by Brendon Nafziger, DOTmed News Associate Editor | December 17, 2009
PET rules clarified
Twelve years after the FDA first got involved in PET drugs, they've at last released final rules controlling their manufacture - rules which could place a burden on smaller drug producers, according to an industry group.

The rules, released by the FDA this month, include both binding regulations and non-binding suggestions (called guidance) for how PET drug makers can meet current good manufacturing practices (cGMP) for the production of nuclear medicine drugs.

The rules, intended to control the purity and quality of PET agents, will go into effect about two years from date of publication, or Dec. 11, 2011. By that time, all manufacturers of PET drugs for human clinical use - and not just for experiments - must file new drug applications (NDAs) or abbreviated new drug applications (aNDAs) with the agency. PET drug makers whose products are only intended for experimental use will still follow the United States Pharmacopeia protocols, which all PET drug makers should still follow until these new rules take effect.

Although in general the industry seems to welcome quality-control measures, there are some red flags.

"I think it's good some guidelines are out, but they may be a little onerous, and this is what we need to discuss both within the nuclear medicine community and with the FDA, to understand exactly how they're going to be applied within the industry," Michael Graham, Ph.D., M.D., president of the Society of Nuclear Medicine, tells DOTmed News.

Burden for small players

PET drugs are currently manufactured in either big commercial plants or at small academic and hospitals sites, where batches are made for daily use in their own cyclotrons.

"I don't think [the rules will] be a burden for the large manufacturer. But there are concerns that if every site has to do it, it will be a burden. It certainly is going to be a manpower burden on the academic and small hospital sites to have to do that," says Dr. Graham, referring to efforts required to comply with the new regulations.

Still, although these are supposed to be final rules, there are some uncertainties in how they're going to be implemented. "We'll be having a significant meeting with the FDA at our mid-winter meeting at the end of January, and we'll have a fair amount of discussion with them at the time," says Dr. Graham.
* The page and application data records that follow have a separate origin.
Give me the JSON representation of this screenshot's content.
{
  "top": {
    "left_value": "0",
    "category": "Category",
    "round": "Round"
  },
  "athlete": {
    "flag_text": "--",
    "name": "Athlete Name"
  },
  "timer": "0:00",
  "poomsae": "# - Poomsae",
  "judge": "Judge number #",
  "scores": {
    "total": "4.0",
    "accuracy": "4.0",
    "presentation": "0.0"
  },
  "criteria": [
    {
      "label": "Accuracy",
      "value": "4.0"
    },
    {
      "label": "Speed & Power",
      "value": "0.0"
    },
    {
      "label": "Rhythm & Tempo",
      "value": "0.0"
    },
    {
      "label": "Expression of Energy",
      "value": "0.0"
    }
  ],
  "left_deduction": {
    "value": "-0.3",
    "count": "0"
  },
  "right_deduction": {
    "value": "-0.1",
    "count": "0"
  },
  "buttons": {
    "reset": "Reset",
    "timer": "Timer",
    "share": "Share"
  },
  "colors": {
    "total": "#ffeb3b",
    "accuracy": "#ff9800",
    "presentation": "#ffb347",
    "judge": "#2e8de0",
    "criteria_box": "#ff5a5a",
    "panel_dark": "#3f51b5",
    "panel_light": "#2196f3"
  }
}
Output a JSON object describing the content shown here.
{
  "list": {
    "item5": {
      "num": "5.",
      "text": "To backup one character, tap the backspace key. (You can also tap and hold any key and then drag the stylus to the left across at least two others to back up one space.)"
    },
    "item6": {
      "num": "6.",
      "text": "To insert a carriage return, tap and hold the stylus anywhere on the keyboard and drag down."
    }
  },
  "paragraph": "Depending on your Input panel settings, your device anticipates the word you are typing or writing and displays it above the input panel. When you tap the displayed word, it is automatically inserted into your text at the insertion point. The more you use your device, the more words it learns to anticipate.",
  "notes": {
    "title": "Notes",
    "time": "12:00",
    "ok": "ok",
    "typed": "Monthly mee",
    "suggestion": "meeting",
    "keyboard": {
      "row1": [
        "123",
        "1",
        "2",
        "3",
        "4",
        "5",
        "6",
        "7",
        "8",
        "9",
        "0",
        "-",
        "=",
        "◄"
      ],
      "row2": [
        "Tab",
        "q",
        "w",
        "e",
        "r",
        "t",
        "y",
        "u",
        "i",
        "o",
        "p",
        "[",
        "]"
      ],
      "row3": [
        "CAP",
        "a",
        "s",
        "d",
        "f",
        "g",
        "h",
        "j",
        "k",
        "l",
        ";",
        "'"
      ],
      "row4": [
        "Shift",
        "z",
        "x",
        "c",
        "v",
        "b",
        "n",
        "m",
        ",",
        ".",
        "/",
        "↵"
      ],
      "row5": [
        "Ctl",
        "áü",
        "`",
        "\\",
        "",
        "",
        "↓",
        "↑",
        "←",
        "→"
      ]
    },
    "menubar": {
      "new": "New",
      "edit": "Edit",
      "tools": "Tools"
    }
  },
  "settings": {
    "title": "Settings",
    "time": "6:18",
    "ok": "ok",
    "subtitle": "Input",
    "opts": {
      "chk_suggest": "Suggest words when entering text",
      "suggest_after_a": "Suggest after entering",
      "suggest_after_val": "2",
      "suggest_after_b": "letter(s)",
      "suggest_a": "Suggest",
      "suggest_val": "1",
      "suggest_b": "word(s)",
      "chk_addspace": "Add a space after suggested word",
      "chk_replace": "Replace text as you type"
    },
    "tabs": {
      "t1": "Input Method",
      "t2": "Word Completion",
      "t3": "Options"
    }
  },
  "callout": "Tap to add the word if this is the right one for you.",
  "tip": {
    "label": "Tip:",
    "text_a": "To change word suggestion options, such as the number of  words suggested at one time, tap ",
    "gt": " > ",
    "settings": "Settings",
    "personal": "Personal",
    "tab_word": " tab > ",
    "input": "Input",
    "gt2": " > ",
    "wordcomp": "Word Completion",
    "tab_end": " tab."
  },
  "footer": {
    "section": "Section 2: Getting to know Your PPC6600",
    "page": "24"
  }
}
SNM's mid-winter meeting takes place in Albuquerque, N.M. Feb. 1-2, 2010.

FDA's involvement

The FDA first got authorized to investigate PET drugs quite recently, in 1997, after the passage of the Food and Drug Administration Modernization Act. Though originally they were supposed to develop regulations after only two years, it has taken them almost 12.